  • edward

    Hi, thanks for putting together xmem. Any idea how one could go about creating a struct in external memory (quadram in this case) with xmem?

    Looking to implement something like the following:

    typedef struct {

    bool on;
    int x;
    int y;

    } coordinate;

    grid coordinate[50];

    Thanks in advance!!

    • I would use a heap in a bank of external memory, described in "Default global data, heaps in external memory" above. So your example would require in setup():

      xmem::begin(true);

      Then you could allocate your array thus:

      coordinate *grid;
      grid=(coordinate *)malloc(sizeof(coordinate)*50);"

      To verify that your array is in external memory, print out the the base pointer to the Serial port:

      Serial.print((uint32_t)grid);

      The value printed should be between 0x2200 and 0xFFFF.

      Hope I could help.
      Andy

  • Robert Woodcock
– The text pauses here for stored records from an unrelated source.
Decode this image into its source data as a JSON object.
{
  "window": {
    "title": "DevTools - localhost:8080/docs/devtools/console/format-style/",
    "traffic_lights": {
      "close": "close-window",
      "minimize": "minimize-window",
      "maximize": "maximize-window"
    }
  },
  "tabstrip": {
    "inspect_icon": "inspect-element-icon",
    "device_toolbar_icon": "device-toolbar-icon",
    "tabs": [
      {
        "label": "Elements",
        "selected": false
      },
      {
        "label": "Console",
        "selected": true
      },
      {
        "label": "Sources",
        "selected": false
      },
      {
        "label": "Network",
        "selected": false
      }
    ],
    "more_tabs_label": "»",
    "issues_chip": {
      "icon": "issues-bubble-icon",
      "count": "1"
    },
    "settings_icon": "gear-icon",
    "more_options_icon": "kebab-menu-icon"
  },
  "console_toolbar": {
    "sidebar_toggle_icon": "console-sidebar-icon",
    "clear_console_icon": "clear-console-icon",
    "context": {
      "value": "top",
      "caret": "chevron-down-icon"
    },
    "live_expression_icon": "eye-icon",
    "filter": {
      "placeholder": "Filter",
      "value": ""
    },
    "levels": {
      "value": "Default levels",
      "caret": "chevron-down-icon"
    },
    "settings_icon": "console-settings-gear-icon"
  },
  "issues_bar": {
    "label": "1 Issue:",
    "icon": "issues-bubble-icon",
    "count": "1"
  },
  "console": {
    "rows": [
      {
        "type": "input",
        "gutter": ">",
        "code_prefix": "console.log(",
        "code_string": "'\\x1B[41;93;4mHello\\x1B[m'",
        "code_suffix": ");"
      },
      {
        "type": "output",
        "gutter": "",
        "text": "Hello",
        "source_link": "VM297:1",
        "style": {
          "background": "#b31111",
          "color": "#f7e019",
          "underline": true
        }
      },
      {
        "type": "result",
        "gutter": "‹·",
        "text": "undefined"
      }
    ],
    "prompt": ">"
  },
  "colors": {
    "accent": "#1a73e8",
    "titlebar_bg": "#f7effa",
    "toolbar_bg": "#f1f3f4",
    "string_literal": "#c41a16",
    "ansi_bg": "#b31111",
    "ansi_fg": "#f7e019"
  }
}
    We are using the freeMemory() library to monitor the internal memory; when we active xmem::begin(true) freeMemory() begins giving unreliable readings? Can you help … it is useful to know what the internal available memory is?

  • Really glad you put this together for us. I only need a maximum of 2KBytes external space, but it has been a real big help in my project. I plan to use your library for many future projects as well. I just can’t believe how incredible the Arduino Mega has turned out to be.

    • I’m glad I could help. Good luck with your projects.

  • Nicolai Mathiasen

    I was looking for an example of adding external memory and found your page which looks good.

    I havent fiddled with it yet since I need to purchase some memory first. Since I dont want to throw away a lot of memory (the botton 8KB) – I plan to only use the upper 32-64KB memory area – and then add another page select signal connected to the SRAM A15. The pages will only be 32KB but twice as many.

    What do you think about this idea?

    • I understand your goal but not how you’re going to achieve it. What size SRAM are you planning to use and, referring to section 9.1 of the ATMega1280 datasheet, which addressing scheme will allow you to access the lower 8Kb of your external memory?

      • Nicolai Mathiasen

        Hi Andy. Thanks for responding. Since I have only just started looking at external memory yesterday I wasnt aware that 0x9100 to 0xFFFF was “Do not use”.

        I thought the Xmem was available from 0x2200 to 0xFFFF in one regular continuous block seen from the software.

        Actually I am wondering a little about this strange arrangements. I didnt find an answer why the 0x9100 to 0xFFFF was do not use. In the Figure 9-1 it looks like 0x2200 to 0xFFFF is one long continuous block and I therefore assumed I could use the upper sector completely and just let 0x2200 to 0x7FFF empty. But looking at figure 9-7 I can see a strange “twisted” memory map. 🙂 :-/

        Thanks for pointing this out to me. I suppose one has to use a GAL/PAL circuit or some 74HC logic to make it happen without losing something?